** Problem description **
Every line of the entries below that carries the string "shortcut" should be copied.

(Page and application data records)

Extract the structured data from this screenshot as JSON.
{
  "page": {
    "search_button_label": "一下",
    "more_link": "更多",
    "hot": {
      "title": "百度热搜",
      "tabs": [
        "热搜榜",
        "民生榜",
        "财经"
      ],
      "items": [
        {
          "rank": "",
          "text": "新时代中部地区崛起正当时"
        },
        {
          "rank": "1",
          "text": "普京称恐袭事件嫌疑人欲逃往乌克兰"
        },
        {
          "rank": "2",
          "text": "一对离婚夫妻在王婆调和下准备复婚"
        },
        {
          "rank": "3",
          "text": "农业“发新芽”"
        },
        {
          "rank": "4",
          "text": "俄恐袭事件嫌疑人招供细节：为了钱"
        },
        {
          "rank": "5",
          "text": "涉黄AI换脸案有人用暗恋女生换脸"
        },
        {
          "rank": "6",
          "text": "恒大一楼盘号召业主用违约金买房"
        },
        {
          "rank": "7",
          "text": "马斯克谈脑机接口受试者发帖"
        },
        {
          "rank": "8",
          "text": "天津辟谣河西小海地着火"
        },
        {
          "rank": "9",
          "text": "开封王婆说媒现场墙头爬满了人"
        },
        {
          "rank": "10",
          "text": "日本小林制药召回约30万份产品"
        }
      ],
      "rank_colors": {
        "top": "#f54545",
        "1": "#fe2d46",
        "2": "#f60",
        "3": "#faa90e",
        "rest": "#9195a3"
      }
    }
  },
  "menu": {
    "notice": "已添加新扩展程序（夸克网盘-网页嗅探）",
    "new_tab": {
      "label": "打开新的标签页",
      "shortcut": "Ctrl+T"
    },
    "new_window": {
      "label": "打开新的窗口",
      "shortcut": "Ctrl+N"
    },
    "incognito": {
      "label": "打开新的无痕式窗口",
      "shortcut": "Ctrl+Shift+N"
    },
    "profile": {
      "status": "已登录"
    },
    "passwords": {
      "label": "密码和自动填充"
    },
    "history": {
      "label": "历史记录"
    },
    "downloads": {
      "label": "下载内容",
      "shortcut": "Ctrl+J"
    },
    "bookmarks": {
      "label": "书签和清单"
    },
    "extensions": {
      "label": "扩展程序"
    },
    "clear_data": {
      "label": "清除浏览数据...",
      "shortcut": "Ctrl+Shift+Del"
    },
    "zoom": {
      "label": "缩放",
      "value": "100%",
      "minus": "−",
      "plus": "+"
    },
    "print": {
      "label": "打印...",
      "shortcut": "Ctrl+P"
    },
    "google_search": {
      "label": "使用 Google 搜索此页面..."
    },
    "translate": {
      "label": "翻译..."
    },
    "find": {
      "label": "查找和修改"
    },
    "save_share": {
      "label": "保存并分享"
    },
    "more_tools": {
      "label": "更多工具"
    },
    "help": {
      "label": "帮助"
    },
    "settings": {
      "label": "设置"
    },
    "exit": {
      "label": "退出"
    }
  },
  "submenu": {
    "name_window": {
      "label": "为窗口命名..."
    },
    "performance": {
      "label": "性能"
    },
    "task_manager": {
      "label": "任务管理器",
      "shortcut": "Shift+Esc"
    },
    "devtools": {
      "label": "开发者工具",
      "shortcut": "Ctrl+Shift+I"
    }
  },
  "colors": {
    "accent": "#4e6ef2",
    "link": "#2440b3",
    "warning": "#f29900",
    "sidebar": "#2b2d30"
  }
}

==

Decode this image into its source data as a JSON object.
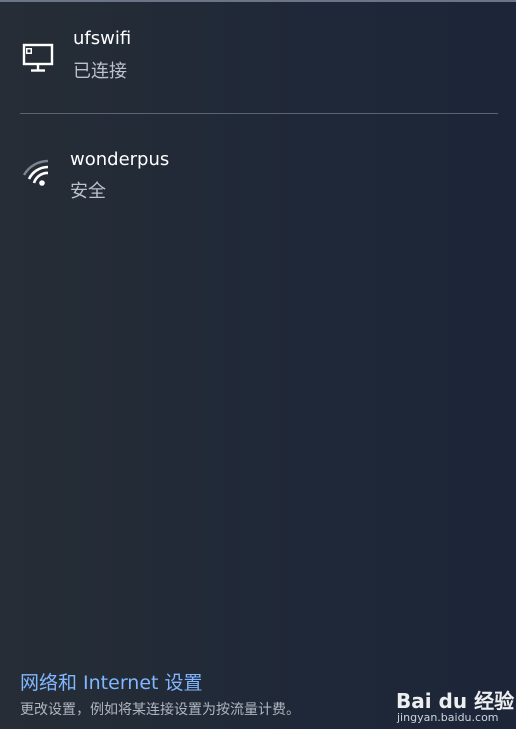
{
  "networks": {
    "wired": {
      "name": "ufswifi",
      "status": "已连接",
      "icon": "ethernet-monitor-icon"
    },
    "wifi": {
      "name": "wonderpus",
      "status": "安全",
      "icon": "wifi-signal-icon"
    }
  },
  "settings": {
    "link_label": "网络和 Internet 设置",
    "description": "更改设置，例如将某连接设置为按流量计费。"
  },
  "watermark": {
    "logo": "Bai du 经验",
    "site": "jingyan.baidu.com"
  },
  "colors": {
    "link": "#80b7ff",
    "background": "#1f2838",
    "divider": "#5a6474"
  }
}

** Reply **
      "shortcut": "Ctrl+T"
      "shortcut": "Ctrl+N"
      "shortcut": "Ctrl+Shift+N"
      "shortcut": "Ctrl+J"
      "shortcut": "Ctrl+Shift+Del"
      "shortcut": "Ctrl+P"
      "shortcut": "Shift+Esc"
      "shortcut": "Ctrl+Shift+I"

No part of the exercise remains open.